Tally up the lines below that include the word "роман". Answer with the number alone.

--- Given data Enclosed Below ---

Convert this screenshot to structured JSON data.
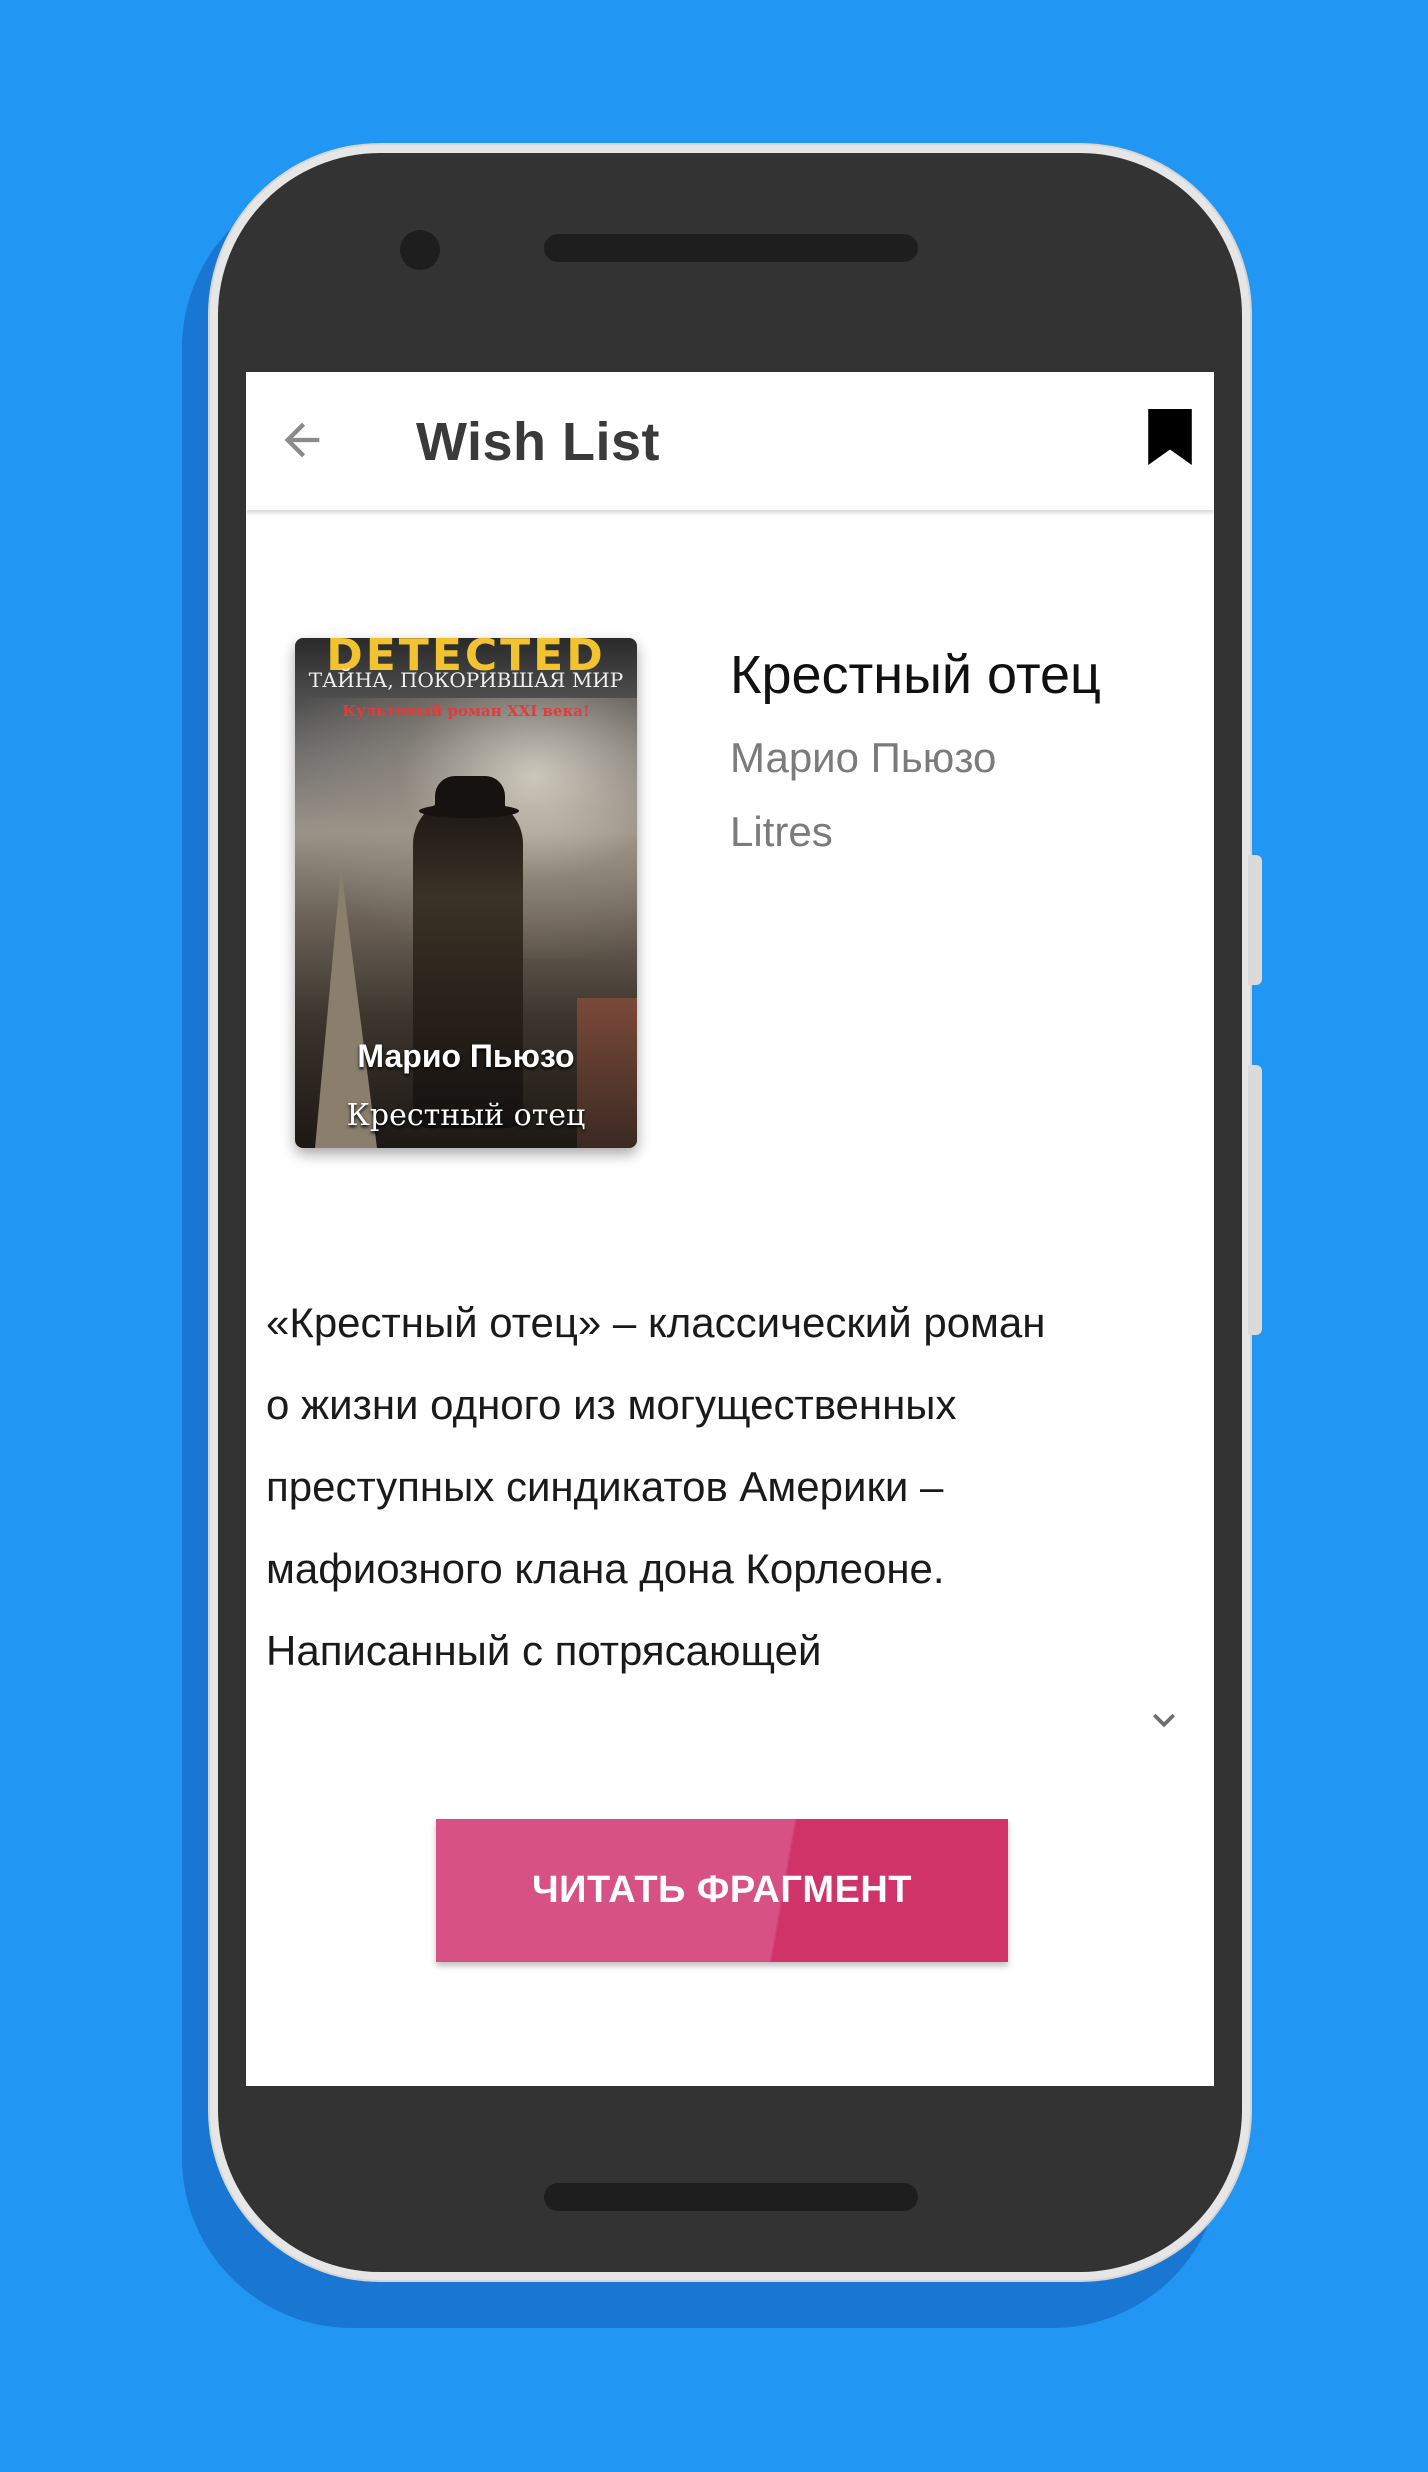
{
  "appbar": {
    "title": "Wish List",
    "back_icon": "arrow-left-icon",
    "bookmark_icon": "bookmark-icon"
  },
  "book": {
    "title": "Крестный отец",
    "author": "Марио Пьюзо",
    "source": "Litres",
    "cover": {
      "series": "DETECTED",
      "tagline": "ТАЙНА, ПОКОРИВШАЯ МИР",
      "subtitle": "Культовый роман XXI века!",
      "author": "Марио Пьюзо",
      "title": "Крестный отец"
    },
    "description_lines": [
      "«Крестный отец» – классический роман",
      "о жизни одного из могущественных",
      "преступных синдикатов Америки –",
      "мафиозного клана дона Корлеоне.",
      "Написанный с потрясающей"
    ],
    "expand_icon": "chevron-down-icon"
  },
  "actions": {
    "read_fragment_label": "ЧИТАТЬ ФРАГМЕНТ"
  },
  "colors": {
    "background": "#2196F3",
    "button_primary": "#D75184",
    "button_accent": "#CF3368"
  }
}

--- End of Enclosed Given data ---

◆ **Response to the exercise**: 2